— Information shown —
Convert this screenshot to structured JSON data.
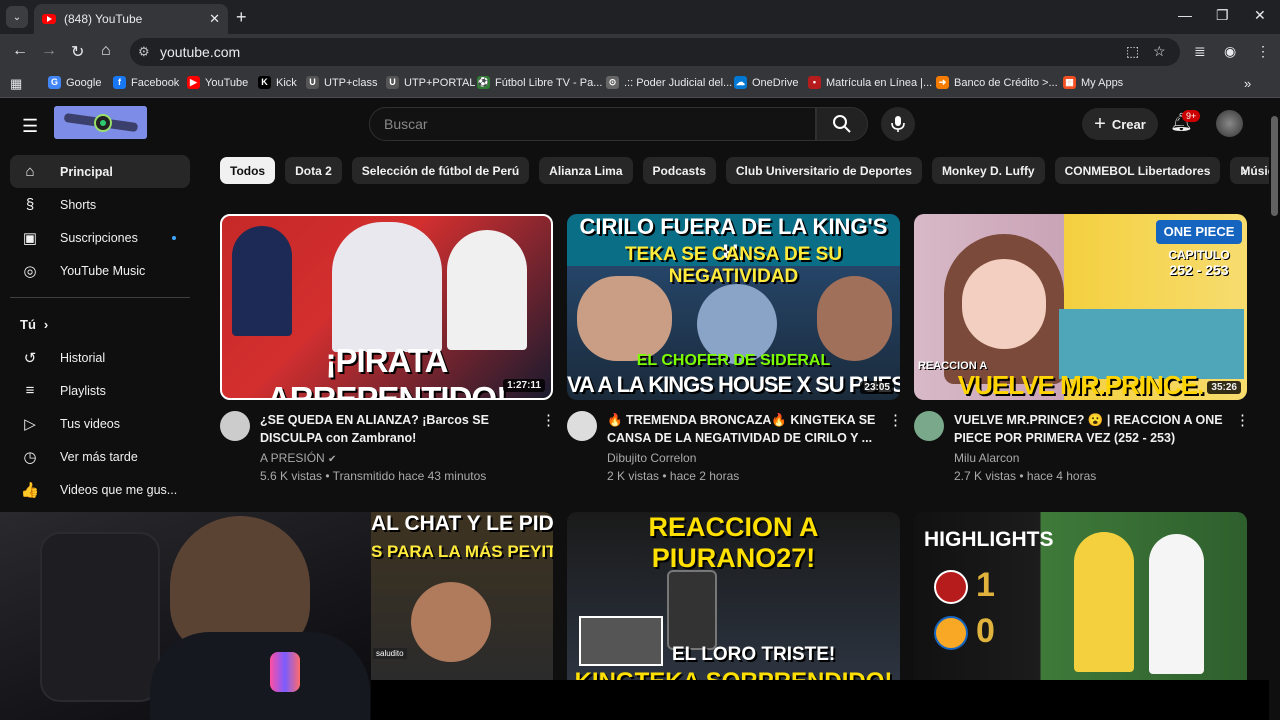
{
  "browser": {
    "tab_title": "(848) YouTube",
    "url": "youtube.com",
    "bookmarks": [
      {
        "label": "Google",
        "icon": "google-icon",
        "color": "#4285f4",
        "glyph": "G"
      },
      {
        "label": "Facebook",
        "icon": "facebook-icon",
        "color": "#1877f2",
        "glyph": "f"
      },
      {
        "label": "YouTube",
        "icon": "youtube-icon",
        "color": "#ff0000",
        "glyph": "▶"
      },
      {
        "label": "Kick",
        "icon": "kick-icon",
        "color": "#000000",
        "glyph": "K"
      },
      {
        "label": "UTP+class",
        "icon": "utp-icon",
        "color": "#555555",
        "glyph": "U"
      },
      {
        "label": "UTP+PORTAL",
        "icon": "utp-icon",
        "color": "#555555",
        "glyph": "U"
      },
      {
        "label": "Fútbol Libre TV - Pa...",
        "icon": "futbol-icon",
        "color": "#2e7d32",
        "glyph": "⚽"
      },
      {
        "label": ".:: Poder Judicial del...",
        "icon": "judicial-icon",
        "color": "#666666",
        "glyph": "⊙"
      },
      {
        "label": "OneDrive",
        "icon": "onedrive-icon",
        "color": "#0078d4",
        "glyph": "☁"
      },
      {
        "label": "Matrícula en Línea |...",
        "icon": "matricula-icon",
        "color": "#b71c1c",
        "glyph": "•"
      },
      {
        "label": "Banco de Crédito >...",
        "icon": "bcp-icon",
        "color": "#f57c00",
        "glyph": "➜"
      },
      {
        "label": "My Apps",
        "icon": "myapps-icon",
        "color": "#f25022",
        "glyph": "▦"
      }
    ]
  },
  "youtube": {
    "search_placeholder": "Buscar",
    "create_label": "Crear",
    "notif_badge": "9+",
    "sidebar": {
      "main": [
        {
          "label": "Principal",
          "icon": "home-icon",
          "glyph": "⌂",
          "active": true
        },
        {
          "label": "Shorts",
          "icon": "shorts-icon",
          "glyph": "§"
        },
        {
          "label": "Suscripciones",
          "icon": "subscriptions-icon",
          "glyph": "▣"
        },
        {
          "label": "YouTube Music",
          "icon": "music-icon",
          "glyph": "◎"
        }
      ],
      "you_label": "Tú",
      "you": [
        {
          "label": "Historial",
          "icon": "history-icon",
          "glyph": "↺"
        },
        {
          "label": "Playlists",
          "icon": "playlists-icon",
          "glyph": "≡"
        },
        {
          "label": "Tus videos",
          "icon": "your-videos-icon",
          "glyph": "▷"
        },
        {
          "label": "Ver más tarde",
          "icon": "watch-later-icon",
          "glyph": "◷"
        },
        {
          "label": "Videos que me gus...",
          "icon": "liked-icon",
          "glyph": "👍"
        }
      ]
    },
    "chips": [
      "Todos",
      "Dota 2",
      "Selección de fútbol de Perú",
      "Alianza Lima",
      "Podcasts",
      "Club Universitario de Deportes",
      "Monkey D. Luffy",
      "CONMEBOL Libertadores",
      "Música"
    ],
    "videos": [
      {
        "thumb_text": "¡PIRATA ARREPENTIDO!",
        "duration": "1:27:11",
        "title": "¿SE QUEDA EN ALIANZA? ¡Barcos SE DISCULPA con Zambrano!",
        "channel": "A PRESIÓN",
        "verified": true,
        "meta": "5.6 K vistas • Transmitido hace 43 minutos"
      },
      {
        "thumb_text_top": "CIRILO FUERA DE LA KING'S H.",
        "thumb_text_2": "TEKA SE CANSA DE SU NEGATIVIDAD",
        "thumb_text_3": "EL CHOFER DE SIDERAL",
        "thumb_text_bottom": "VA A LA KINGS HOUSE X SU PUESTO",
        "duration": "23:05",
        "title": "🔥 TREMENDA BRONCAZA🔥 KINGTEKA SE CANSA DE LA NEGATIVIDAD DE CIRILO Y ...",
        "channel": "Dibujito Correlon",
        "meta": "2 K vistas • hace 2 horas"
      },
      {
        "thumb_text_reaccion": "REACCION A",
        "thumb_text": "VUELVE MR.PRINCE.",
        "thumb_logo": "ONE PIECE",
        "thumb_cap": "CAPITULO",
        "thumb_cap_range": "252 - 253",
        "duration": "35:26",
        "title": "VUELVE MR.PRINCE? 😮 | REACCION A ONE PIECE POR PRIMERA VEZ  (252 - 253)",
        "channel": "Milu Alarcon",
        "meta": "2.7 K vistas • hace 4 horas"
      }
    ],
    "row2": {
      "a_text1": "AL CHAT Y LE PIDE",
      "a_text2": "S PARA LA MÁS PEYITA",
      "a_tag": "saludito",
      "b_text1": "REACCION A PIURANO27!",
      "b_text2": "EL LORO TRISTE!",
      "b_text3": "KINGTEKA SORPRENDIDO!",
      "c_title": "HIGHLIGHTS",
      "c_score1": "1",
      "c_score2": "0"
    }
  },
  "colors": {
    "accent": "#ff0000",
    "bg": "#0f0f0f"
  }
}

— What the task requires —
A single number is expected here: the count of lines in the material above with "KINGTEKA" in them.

— Written reply —
2